EXERCISE DETAILS: Would you copy all lines in the data that contain the word "background"?

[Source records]
· · ·
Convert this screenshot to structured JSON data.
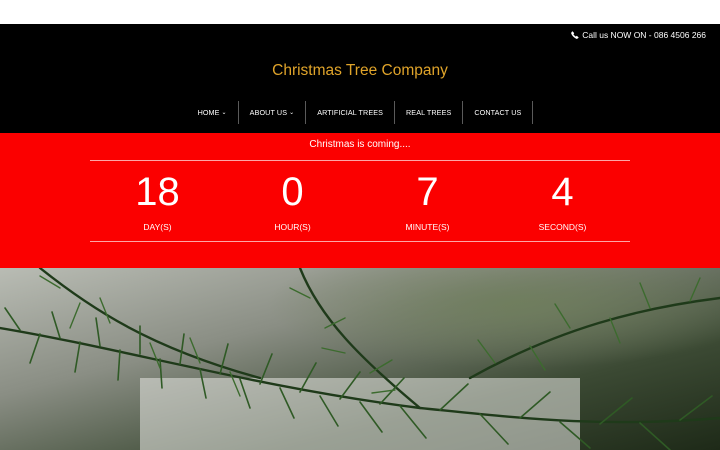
{
  "header": {
    "phone_icon": "phone-icon",
    "phone_text": "Call us NOW ON - 086 4506 266",
    "brand": "Christmas Tree Company",
    "brand_color": "#e0a42a",
    "background": "#000000"
  },
  "nav": {
    "items": [
      {
        "label": "HOME",
        "dropdown": true
      },
      {
        "label": "ABOUT US",
        "dropdown": true
      },
      {
        "label": "ARTIFICIAL TREES",
        "dropdown": false
      },
      {
        "label": "REAL TREES",
        "dropdown": false
      },
      {
        "label": "CONTACT US",
        "dropdown": false
      }
    ]
  },
  "countdown": {
    "title": "Christmas is coming....",
    "background": "#fb0000",
    "units": [
      {
        "value": "18",
        "label": "DAY(S)"
      },
      {
        "value": "0",
        "label": "HOUR(S)"
      },
      {
        "value": "7",
        "label": "MINUTE(S)"
      },
      {
        "value": "4",
        "label": "SECOND(S)"
      }
    ]
  },
  "hero": {
    "image": "pine-branches-photo"
  }
}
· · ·
RESULT FOR THIS EXERCISE:
    "background": "#000000"
    "background": "#fb0000",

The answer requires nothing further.